■ REQUIRED ACTION: When "エルグランド" occurs in a line of the material, copy that line.

----- MATERIAL FOR THIS TASK

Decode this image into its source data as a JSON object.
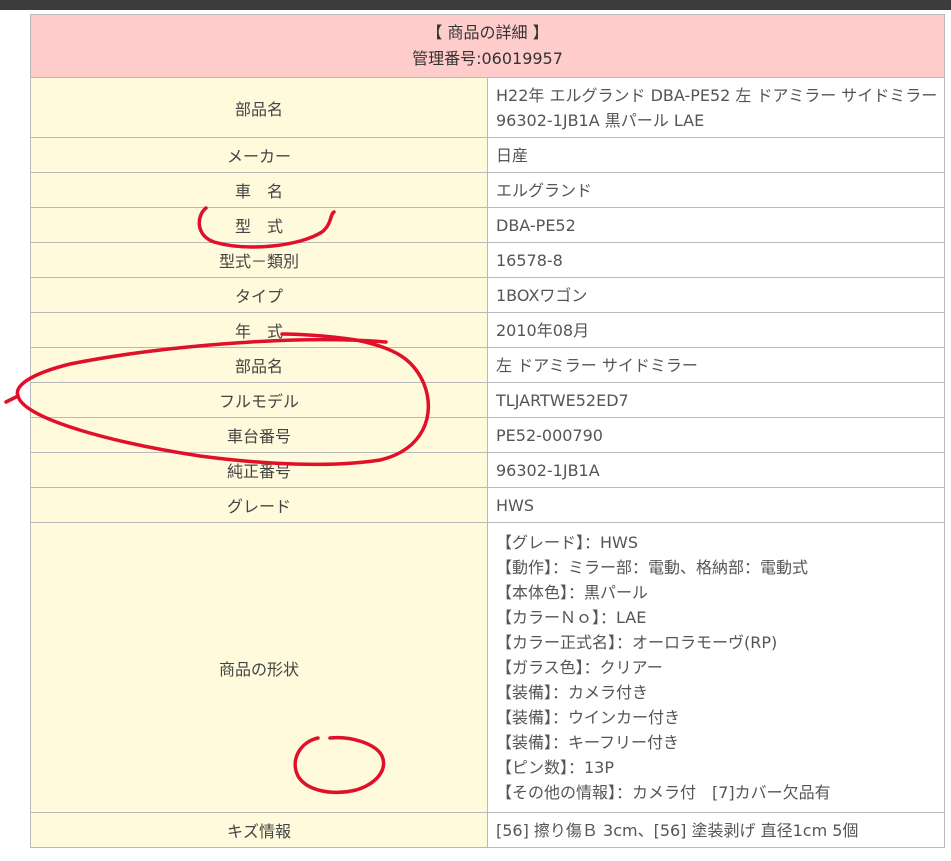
{
  "header": {
    "title": "【 商品の詳細 】",
    "management_no": "管理番号:06019957"
  },
  "rows": [
    {
      "label": "部品名",
      "value": "H22年 エルグランド DBA-PE52 左 ドアミラー サイドミラー 96302-1JB1A 黒パール LAE"
    },
    {
      "label": "メーカー",
      "value": "日産"
    },
    {
      "label": "車　名",
      "value": "エルグランド"
    },
    {
      "label": "型　式",
      "value": "DBA-PE52"
    },
    {
      "label": "型式－類別",
      "value": "16578-8"
    },
    {
      "label": "タイプ",
      "value": "1BOXワゴン"
    },
    {
      "label": "年　式",
      "value": "2010年08月"
    },
    {
      "label": "部品名",
      "value": "左 ドアミラー サイドミラー"
    },
    {
      "label": "フルモデル",
      "value": "TLJARTWE52ED7"
    },
    {
      "label": "車台番号",
      "value": "PE52-000790"
    },
    {
      "label": "純正番号",
      "value": "96302-1JB1A"
    },
    {
      "label": "グレード",
      "value": "HWS"
    }
  ],
  "shape": {
    "label": "商品の形状",
    "lines": [
      "【グレード】：HWS",
      "【動作】：ミラー部：電動、格納部：電動式",
      "【本体色】：黒パール",
      "【カラーＮｏ】：LAE",
      "【カラー正式名】：オーロラモーヴ(RP)",
      "【ガラス色】：クリアー",
      "【装備】：カメラ付き",
      "【装備】：ウインカー付き",
      "【装備】：キーフリー付き",
      "【ピン数】：13P",
      "【その他の情報】：カメラ付　[7]カバー欠品有"
    ]
  },
  "damage": {
    "label": "キズ情報",
    "value": "[56] 擦り傷Ｂ 3cm、[56] 塗装剥げ 直径1cm 5個"
  },
  "colors": {
    "header_bg": "#ffcccc",
    "label_bg": "#fefadb",
    "annotation_red": "#e0102a"
  }
}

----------

■ OUTPUT OF THE EXERCISE:
      "value": "H22年 エルグランド DBA-PE52 左 ドアミラー サイドミラー 96302-1JB1A 黒パール LAE"
      "value": "エルグランド"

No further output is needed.